▸ WHAT YOU HAVE TO DO: The entries below are to be duplicated exactly, with nothing left out.

Dataset rows for apps and sites:
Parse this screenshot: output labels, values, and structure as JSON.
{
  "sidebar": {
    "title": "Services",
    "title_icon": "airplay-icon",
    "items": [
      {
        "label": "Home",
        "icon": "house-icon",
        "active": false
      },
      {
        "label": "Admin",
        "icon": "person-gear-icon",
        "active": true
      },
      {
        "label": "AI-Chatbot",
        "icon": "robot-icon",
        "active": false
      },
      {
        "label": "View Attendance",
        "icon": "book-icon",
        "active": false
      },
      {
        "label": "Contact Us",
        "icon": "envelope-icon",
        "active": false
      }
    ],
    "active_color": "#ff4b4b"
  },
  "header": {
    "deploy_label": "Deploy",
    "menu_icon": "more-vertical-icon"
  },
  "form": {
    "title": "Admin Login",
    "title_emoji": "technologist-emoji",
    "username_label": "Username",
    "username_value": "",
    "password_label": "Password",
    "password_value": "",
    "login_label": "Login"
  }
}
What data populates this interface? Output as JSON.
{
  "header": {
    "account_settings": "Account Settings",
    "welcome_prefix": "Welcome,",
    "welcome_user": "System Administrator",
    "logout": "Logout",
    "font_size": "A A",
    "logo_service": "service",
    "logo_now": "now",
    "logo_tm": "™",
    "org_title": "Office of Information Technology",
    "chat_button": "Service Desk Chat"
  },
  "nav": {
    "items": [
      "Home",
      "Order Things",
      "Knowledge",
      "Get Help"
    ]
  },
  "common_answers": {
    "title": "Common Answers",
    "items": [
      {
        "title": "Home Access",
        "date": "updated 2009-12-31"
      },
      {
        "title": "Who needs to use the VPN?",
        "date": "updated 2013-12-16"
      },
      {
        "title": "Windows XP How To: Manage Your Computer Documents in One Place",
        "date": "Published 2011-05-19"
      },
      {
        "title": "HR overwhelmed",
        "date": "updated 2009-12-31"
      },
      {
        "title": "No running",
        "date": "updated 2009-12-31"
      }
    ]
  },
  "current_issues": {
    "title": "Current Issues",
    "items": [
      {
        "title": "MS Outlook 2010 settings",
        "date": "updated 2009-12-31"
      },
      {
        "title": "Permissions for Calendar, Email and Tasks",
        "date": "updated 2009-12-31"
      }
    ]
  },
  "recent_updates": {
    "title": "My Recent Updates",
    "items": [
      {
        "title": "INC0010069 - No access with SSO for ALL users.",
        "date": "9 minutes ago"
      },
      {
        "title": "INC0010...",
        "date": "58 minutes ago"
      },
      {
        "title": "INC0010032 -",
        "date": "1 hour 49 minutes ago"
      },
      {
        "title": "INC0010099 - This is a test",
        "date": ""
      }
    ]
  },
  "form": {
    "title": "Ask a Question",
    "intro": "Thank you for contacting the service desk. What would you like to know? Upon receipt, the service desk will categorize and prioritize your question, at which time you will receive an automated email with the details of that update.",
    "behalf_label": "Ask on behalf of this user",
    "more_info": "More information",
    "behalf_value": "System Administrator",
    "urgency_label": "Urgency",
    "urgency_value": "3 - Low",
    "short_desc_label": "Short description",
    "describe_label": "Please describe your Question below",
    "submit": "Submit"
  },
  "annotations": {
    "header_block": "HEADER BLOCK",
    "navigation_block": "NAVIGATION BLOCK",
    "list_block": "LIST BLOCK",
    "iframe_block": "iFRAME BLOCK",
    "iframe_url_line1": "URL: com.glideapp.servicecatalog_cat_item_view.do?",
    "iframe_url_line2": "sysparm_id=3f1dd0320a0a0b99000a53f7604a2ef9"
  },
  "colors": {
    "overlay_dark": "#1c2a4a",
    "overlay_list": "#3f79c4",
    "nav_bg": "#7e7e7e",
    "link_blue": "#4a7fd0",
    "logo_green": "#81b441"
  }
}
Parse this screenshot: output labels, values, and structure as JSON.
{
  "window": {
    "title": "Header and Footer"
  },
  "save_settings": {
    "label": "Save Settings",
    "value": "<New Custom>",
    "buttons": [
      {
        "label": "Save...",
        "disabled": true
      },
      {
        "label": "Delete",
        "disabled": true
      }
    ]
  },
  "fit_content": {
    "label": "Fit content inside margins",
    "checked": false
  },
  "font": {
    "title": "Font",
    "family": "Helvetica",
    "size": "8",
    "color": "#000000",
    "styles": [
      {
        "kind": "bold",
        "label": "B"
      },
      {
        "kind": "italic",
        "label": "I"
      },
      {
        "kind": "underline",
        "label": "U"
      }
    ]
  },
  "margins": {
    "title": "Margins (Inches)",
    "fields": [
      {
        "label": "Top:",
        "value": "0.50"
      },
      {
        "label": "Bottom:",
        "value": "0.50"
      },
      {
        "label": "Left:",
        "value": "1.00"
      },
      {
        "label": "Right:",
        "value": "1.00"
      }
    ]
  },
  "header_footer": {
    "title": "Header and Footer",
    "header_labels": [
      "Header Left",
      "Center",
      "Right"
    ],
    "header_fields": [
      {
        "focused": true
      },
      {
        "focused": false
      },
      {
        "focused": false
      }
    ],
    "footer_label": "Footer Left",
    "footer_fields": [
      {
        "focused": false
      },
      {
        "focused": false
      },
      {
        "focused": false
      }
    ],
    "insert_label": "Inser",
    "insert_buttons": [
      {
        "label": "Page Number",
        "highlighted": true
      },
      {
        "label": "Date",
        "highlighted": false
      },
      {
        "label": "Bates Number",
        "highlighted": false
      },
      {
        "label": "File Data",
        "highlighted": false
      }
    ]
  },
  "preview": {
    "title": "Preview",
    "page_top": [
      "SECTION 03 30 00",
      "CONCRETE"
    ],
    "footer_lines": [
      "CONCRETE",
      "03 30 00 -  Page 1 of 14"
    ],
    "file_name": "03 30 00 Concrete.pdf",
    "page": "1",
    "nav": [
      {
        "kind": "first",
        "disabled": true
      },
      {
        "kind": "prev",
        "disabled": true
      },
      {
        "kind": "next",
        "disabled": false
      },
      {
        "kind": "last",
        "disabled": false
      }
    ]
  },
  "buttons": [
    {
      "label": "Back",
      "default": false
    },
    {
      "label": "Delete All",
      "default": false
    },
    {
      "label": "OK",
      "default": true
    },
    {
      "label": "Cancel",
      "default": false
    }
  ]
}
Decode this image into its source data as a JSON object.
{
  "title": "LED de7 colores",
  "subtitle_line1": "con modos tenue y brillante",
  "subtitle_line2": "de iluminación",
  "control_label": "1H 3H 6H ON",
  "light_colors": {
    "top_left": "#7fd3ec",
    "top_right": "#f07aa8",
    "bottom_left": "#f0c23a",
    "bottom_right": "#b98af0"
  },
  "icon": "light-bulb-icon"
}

▸ RESULT OF THE EXERCISE:
Parse this screenshot: output labels, values, and structure as JSON.
{
  "sidebar": {
    "title": "Services",
    "title_icon": "airplay-icon",
    "items": [
      {
        "label": "Home",
        "icon": "house-icon",
        "active": false
      },
      {
        "label": "Admin",
        "icon": "person-gear-icon",
        "active": true
      },
      {
        "label": "AI-Chatbot",
        "icon": "robot-icon",
        "active": false
      },
      {
        "label": "View Attendance",
        "icon": "book-icon",
        "active": false
      },
      {
        "label": "Contact Us",
        "icon": "envelope-icon",
        "active": false
      }
    ],
    "active_color": "#ff4b4b"
  },
  "header": {
    "deploy_label": "Deploy",
    "menu_icon": "more-vertical-icon"
  },
  "form": {
    "title": "Admin Login",
    "title_emoji": "technologist-emoji",
    "username_label": "Username",
    "username_value": "",
    "password_label": "Password",
    "password_value": "",
    "login_label": "Login"
  }
}
What data populates this interface? Output as JSON.
{
  "header": {
    "account_settings": "Account Settings",
    "welcome_prefix": "Welcome,",
    "welcome_user": "System Administrator",
    "logout": "Logout",
    "font_size": "A A",
    "logo_service": "service",
    "logo_now": "now",
    "logo_tm": "™",
    "org_title": "Office of Information Technology",
    "chat_button": "Service Desk Chat"
  },
  "nav": {
    "items": [
      "Home",
      "Order Things",
      "Knowledge",
      "Get Help"
    ]
  },
  "common_answers": {
    "title": "Common Answers",
    "items": [
      {
        "title": "Home Access",
        "date": "updated 2009-12-31"
      },
      {
        "title": "Who needs to use the VPN?",
        "date": "updated 2013-12-16"
      },
      {
        "title": "Windows XP How To: Manage Your Computer Documents in One Place",
        "date": "Published 2011-05-19"
      },
      {
        "title": "HR overwhelmed",
        "date": "updated 2009-12-31"
      },
      {
        "title": "No running",
        "date": "updated 2009-12-31"
      }
    ]
  },
  "current_issues": {
    "title": "Current Issues",
    "items": [
      {
        "title": "MS Outlook 2010 settings",
        "date": "updated 2009-12-31"
      },
      {
        "title": "Permissions for Calendar, Email and Tasks",
        "date": "updated 2009-12-31"
      }
    ]
  },
  "recent_updates": {
    "title": "My Recent Updates",
    "items": [
      {
        "title": "INC0010069 - No access with SSO for ALL users.",
        "date": "9 minutes ago"
      },
      {
        "title": "INC0010...",
        "date": "58 minutes ago"
      },
      {
        "title": "INC0010032 -",
        "date": "1 hour 49 minutes ago"
      },
      {
        "title": "INC0010099 - This is a test",
        "date": ""
      }
    ]
  },
  "form": {
    "title": "Ask a Question",
    "intro": "Thank you for contacting the service desk. What would you like to know? Upon receipt, the service desk will categorize and prioritize your question, at which time you will receive an automated email with the details of that update.",
    "behalf_label": "Ask on behalf of this user",
    "more_info": "More information",
    "behalf_value": "System Administrator",
    "urgency_label": "Urgency",
    "urgency_value": "3 - Low",
    "short_desc_label": "Short description",
    "describe_label": "Please describe your Question below",
    "submit": "Submit"
  },
  "annotations": {
    "header_block": "HEADER BLOCK",
    "navigation_block": "NAVIGATION BLOCK",
    "list_block": "LIST BLOCK",
    "iframe_block": "iFRAME BLOCK",
    "iframe_url_line1": "URL: com.glideapp.servicecatalog_cat_item_view.do?",
    "iframe_url_line2": "sysparm_id=3f1dd0320a0a0b99000a53f7604a2ef9"
  },
  "colors": {
    "overlay_dark": "#1c2a4a",
    "overlay_list": "#3f79c4",
    "nav_bg": "#7e7e7e",
    "link_blue": "#4a7fd0",
    "logo_green": "#81b441"
  }
}
Parse this screenshot: output labels, values, and structure as JSON.
{
  "window": {
    "title": "Header and Footer"
  },
  "save_settings": {
    "label": "Save Settings",
    "value": "<New Custom>",
    "buttons": [
      {
        "label": "Save...",
        "disabled": true
      },
      {
        "label": "Delete",
        "disabled": true
      }
    ]
  },
  "fit_content": {
    "label": "Fit content inside margins",
    "checked": false
  },
  "font": {
    "title": "Font",
    "family": "Helvetica",
    "size": "8",
    "color": "#000000",
    "styles": [
      {
        "kind": "bold",
        "label": "B"
      },
      {
        "kind": "italic",
        "label": "I"
      },
      {
        "kind": "underline",
        "label": "U"
      }
    ]
  },
  "margins": {
    "title": "Margins (Inches)",
    "fields": [
      {
        "label": "Top:",
        "value": "0.50"
      },
      {
        "label": "Bottom:",
        "value": "0.50"
      },
      {
        "label": "Left:",
        "value": "1.00"
      },
      {
        "label": "Right:",
        "value": "1.00"
      }
    ]
  },
  "header_footer": {
    "title": "Header and Footer",
    "header_labels": [
      "Header Left",
      "Center",
      "Right"
    ],
    "header_fields": [
      {
        "focused": true
      },
      {
        "focused": false
      },
      {
        "focused": false
      }
    ],
    "footer_label": "Footer Left",
    "footer_fields": [
      {
        "focused": false
      },
      {
        "focused": false
      },
      {
        "focused": false
      }
    ],
    "insert_label": "Inser",
    "insert_buttons": [
      {
        "label": "Page Number",
        "highlighted": true
      },
      {
        "label": "Date",
        "highlighted": false
      },
      {
        "label": "Bates Number",
        "highlighted": false
      },
      {
        "label": "File Data",
        "highlighted": false
      }
    ]
  },
  "preview": {
    "title": "Preview",
    "page_top": [
      "SECTION 03 30 00",
      "CONCRETE"
    ],
    "footer_lines": [
      "CONCRETE",
      "03 30 00 -  Page 1 of 14"
    ],
    "file_name": "03 30 00 Concrete.pdf",
    "page": "1",
    "nav": [
      {
        "kind": "first",
        "disabled": true
      },
      {
        "kind": "prev",
        "disabled": true
      },
      {
        "kind": "next",
        "disabled": false
      },
      {
        "kind": "last",
        "disabled": false
      }
    ]
  },
  "buttons": [
    {
      "label": "Back",
      "default": false
    },
    {
      "label": "Delete All",
      "default": false
    },
    {
      "label": "OK",
      "default": true
    },
    {
      "label": "Cancel",
      "default": false
    }
  ]
}
Decode this image into its source data as a JSON object.
{
  "title": "LED de7 colores",
  "subtitle_line1": "con modos tenue y brillante",
  "subtitle_line2": "de iluminación",
  "control_label": "1H 3H 6H ON",
  "light_colors": {
    "top_left": "#7fd3ec",
    "top_right": "#f07aa8",
    "bottom_left": "#f0c23a",
    "bottom_right": "#b98af0"
  },
  "icon": "light-bulb-icon"
}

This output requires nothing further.